Kerry was right to remind voters that Bush alone decided to go to war, not the Senate. Kerry’s “plan” to win the peace by reengaging our allies and putting more of the fighting into the hands of the Iraqis seems more like wishful thinking, however, than a realistic strategy. Kerry, like Bush, says that we cannot afford to lose this war, yet the president’s colossal errors in Iraq may have created a situation where “victory” is no longer possible. Whoever wins this election will be faced with the very real possibility that our 135,000 troops may soon be caught in the middle of a civil war that could dismember Iraq and bring even greater instability to the entire region. This, rather than democracy, seems the most likely legacy Bush will leave in the Middle East, whether he wins reelection or not.

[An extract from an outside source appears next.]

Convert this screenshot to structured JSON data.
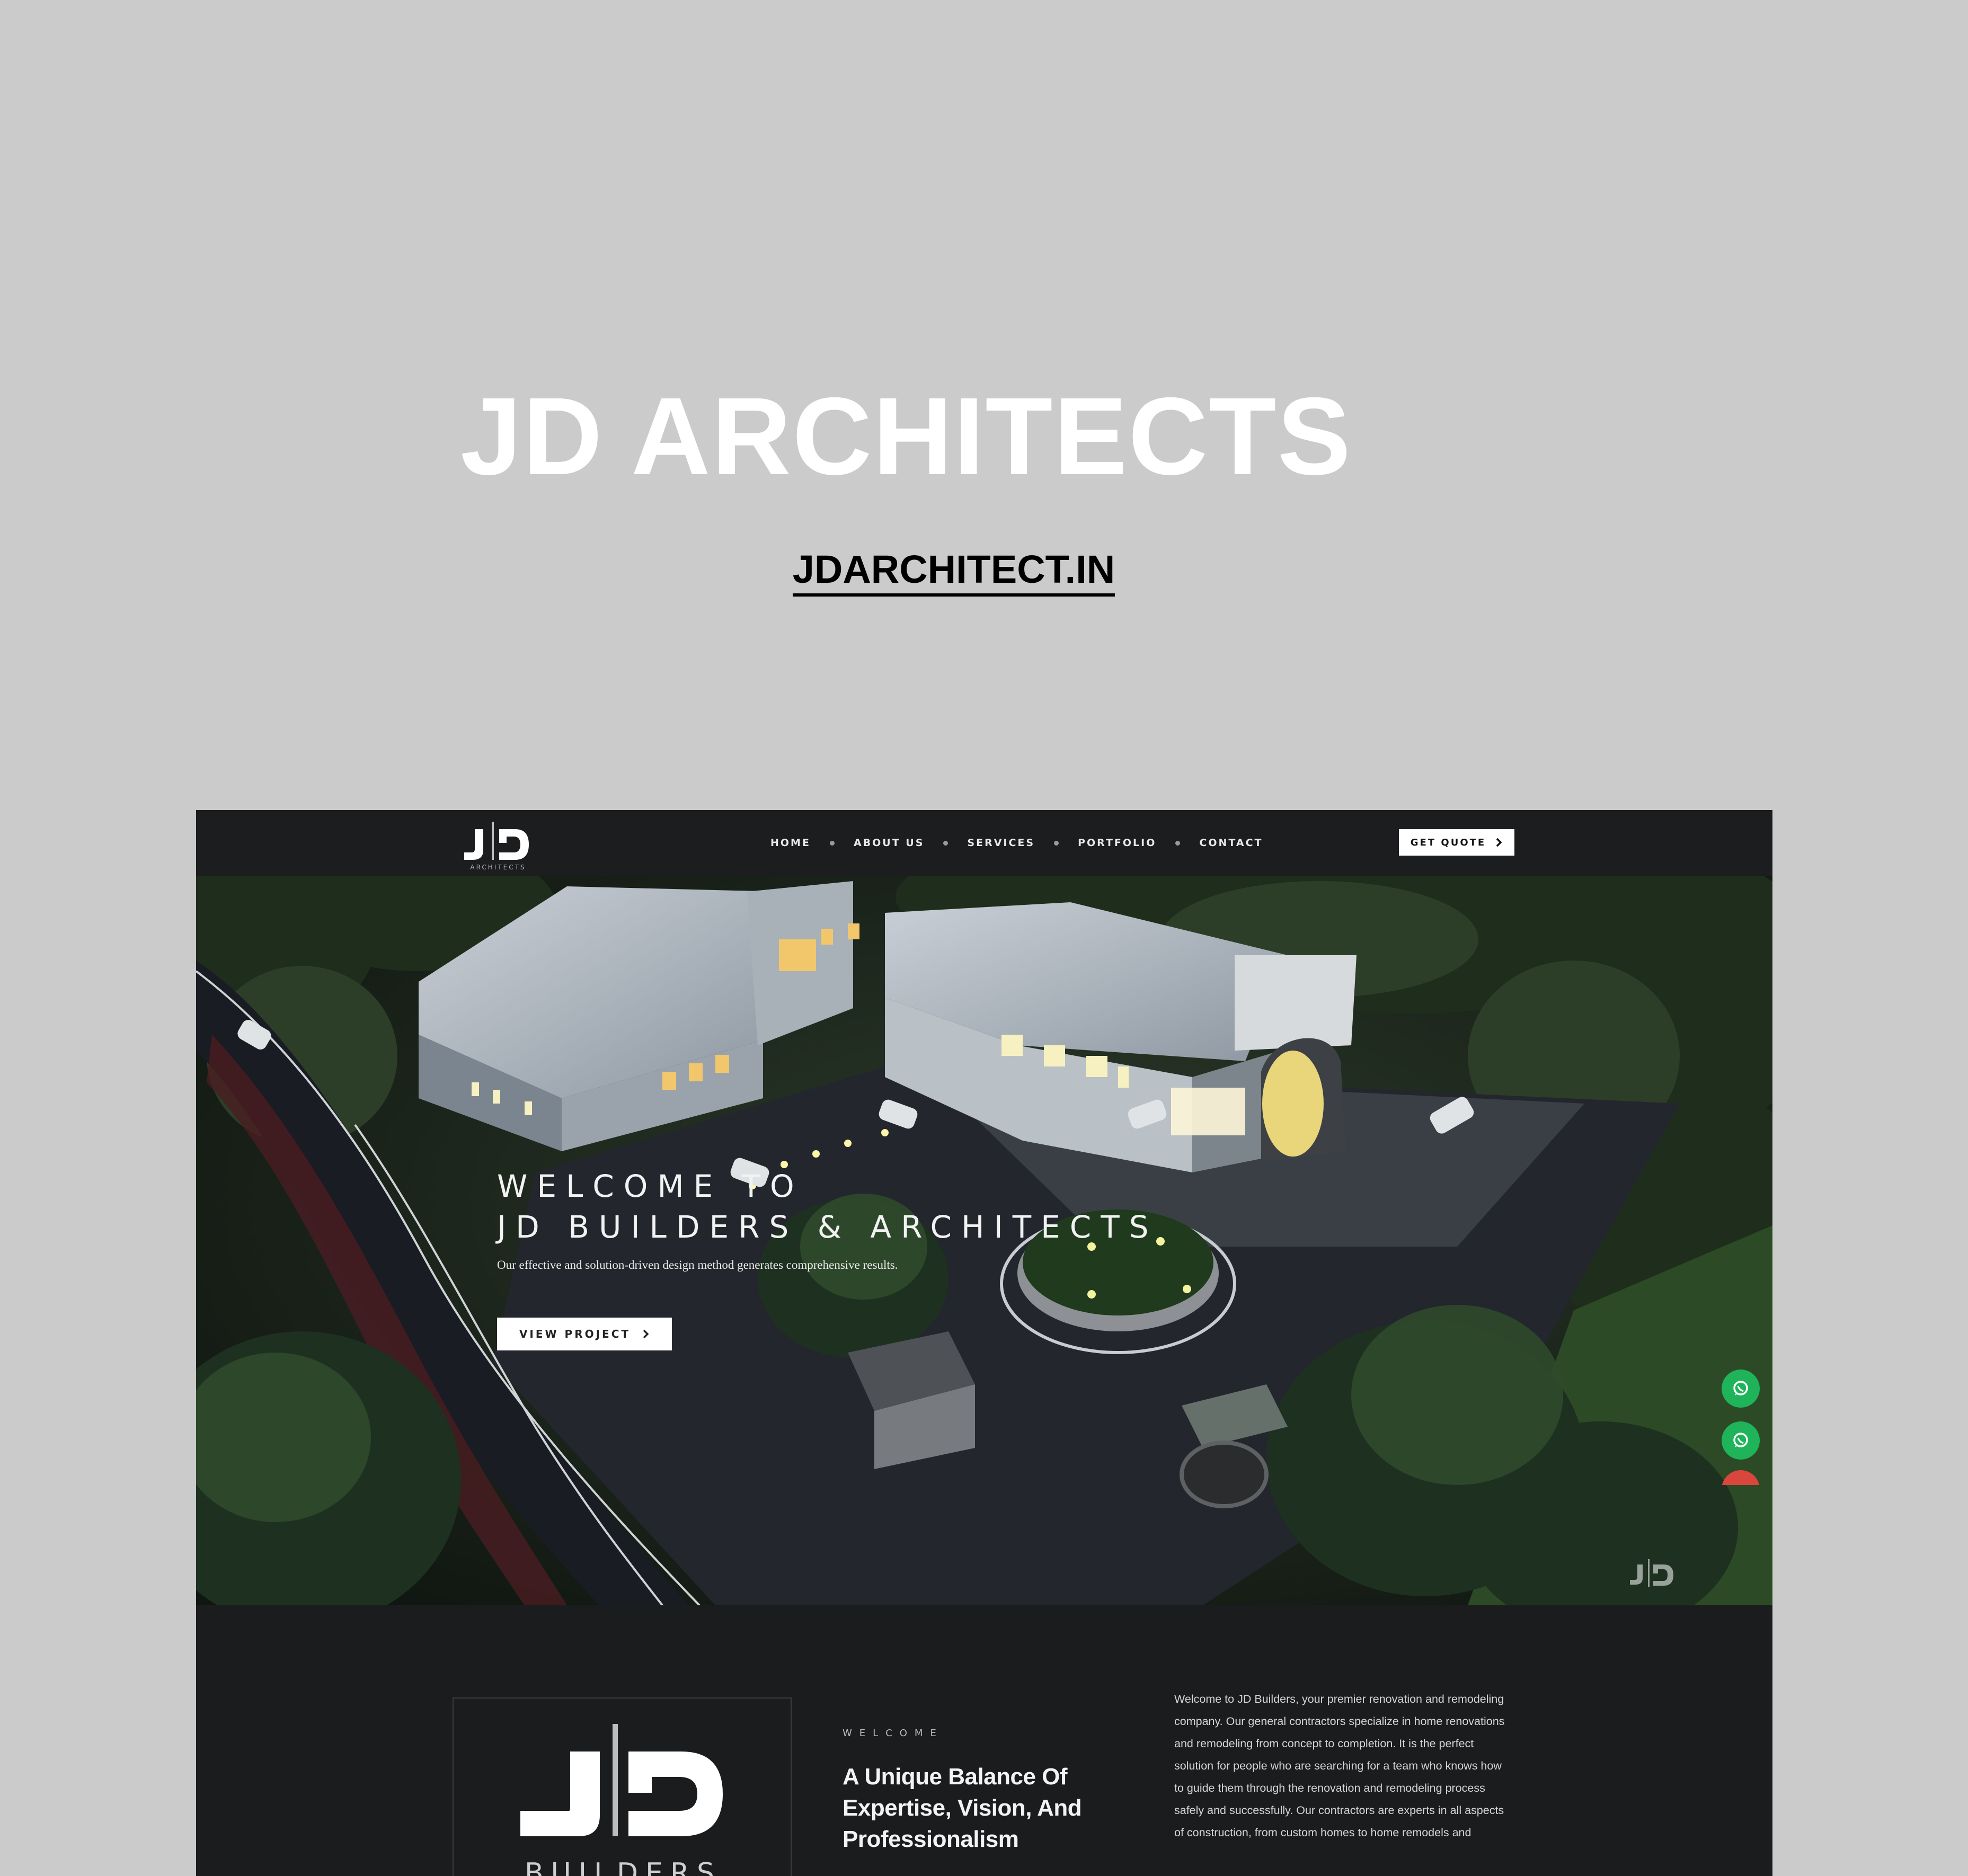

If Bush has proved untrustworthy and demagogic about Iraq and the war on terror, Kerry seems just as willfully blind and bullying on the subject of embryonic stem-cell research. Kerry has repeatedly accused Bush of banning such research when all the president has done is prevent the federal funding of stem-cell research which entails the destruction of human embryos. In fact, Bush has approved funds for stem-cell research, provided the stem-cell lines have already been developed. Worse, in some ways, Kerry continues to tout the supposedly miraculous cures that lie just around the corner if embryonic stem-cell research is unleashed. This is hype, not science. Cruelly, it only encourages false hope among those who are suffering, and completely ignores the difficult moral questions raised by the pursuit of scientific research that depends on the destruction of a form of human life. Crossing that boundary is not something to be done as a first resort, if ever.
Kerry’s answer to a question in the second debate about the federal funding of abortion was equally unsatisfactory. First, he tried to make the case that any restriction on abortion would impose an “article of faith” about when life begins on those who do not share that faith. This is a particularly disingenuous argument coming from a self-identified Catholic, especially because the church has gone to great lengths to make the case that abortion is not a narrowly religious concern but a fundamental human-rights issue. Reason and scientific evidence alone, the church argues, demonstrate the human status and dignity of the fetus. Further, Kerry insisted that funding for abortion is a constitutional obligation. Not even the prochoice Supreme Court believes that.
As Margaret O’Brien Steinfels writes in this issue (page 10), Catholics have an obligation to vote, to participate in and support the democratic process. In choosing a president many factors must be analyzed and weighed. Conscientious Catholics will be found on both sides of this race-and among those who think that neither candidate can be trusted on issues of basic morality. Some critics suggest that the disappearance of a predictable “Catholic vote” is a sign of the church’s internal incoherence and its declining influence on its members. However, political decisions about war and peace, abortion and biotechnology, as well as jobs, health care, and taxes are inherently complex-and people of good faith come down on all sides. Catholic principles need not dictate our political decisions, but they should inform them.
October 12, 2004